*** Opening Extracted data ***

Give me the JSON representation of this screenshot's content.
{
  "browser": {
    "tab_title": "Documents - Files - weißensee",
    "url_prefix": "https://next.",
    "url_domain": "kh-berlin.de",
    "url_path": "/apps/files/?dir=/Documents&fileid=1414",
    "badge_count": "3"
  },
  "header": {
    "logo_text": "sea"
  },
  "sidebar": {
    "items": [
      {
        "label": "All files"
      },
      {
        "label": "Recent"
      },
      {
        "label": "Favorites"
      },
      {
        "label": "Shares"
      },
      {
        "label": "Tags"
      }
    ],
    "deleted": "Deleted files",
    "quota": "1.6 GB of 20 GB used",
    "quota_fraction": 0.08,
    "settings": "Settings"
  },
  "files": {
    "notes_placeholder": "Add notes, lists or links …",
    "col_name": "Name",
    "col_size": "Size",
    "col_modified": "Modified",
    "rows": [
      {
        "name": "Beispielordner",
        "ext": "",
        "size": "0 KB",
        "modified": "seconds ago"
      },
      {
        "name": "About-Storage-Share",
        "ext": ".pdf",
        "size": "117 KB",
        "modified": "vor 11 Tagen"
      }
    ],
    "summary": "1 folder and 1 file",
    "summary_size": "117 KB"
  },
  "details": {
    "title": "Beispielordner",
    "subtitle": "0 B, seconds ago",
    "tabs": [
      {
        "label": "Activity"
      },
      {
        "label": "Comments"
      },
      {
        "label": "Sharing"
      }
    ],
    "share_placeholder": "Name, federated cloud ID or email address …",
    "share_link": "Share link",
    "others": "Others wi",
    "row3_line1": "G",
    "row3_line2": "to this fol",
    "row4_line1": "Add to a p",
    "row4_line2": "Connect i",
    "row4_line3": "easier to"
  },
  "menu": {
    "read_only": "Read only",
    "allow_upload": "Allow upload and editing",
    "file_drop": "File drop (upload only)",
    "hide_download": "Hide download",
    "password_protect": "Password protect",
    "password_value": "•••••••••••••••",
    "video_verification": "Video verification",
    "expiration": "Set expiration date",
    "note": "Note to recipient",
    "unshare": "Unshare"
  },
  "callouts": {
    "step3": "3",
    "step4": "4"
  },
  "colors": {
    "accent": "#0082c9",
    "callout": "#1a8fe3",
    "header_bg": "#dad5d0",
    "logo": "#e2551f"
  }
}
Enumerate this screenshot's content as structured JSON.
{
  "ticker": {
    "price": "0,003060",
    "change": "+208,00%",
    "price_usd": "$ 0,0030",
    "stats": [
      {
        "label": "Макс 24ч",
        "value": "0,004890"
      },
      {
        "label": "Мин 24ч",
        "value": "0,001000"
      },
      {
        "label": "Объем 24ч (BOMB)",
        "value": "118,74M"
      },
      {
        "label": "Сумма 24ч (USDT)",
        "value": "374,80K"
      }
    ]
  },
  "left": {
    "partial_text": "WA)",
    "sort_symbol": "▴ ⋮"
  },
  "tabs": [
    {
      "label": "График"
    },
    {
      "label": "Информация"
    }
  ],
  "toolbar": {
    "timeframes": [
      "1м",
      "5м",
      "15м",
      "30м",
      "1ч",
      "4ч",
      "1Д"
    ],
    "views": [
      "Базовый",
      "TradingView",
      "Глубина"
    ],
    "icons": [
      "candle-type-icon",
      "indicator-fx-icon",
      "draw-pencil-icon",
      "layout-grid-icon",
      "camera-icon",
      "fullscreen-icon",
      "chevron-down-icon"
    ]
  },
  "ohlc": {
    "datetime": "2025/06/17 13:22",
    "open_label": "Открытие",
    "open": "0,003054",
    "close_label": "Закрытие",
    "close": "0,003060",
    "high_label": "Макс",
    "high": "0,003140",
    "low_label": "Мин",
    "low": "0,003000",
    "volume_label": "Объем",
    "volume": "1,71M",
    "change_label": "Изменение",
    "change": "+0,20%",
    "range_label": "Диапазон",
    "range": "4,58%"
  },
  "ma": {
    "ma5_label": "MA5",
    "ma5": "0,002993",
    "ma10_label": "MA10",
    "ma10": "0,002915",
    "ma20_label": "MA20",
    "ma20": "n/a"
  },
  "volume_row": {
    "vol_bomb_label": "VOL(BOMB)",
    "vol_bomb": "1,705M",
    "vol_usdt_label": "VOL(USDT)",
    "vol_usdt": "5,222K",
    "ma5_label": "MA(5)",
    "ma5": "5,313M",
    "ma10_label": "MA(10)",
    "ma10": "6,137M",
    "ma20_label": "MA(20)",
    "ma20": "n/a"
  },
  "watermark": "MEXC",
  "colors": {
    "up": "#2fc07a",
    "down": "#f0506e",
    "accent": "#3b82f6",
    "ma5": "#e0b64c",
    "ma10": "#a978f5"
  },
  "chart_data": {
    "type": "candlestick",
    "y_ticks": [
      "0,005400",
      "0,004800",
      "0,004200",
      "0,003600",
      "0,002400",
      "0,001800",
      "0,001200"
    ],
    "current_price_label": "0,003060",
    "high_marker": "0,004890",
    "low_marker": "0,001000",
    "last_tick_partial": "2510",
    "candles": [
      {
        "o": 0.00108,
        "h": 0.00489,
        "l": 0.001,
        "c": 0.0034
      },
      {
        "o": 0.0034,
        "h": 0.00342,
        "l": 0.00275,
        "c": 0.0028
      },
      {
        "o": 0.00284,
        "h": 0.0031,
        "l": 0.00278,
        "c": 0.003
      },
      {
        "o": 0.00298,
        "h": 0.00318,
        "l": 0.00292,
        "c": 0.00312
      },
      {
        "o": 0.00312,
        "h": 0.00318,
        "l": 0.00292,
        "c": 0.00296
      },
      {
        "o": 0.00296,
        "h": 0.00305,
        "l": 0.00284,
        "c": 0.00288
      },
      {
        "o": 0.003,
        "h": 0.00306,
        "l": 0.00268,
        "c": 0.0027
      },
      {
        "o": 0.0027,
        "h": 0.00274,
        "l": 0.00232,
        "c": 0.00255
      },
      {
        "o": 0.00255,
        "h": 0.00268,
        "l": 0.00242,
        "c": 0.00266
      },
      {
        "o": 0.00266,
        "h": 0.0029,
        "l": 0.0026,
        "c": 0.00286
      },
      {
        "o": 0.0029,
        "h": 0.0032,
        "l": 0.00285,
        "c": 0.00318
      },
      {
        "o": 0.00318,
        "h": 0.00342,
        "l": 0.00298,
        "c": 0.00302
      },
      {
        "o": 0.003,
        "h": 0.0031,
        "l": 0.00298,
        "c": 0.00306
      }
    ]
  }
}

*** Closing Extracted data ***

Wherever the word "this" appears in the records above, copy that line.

Give me the JSON representation of this screenshot's content.
    "row3_line2": "to this fol",
Enumerate this screenshot's content as structured JSON.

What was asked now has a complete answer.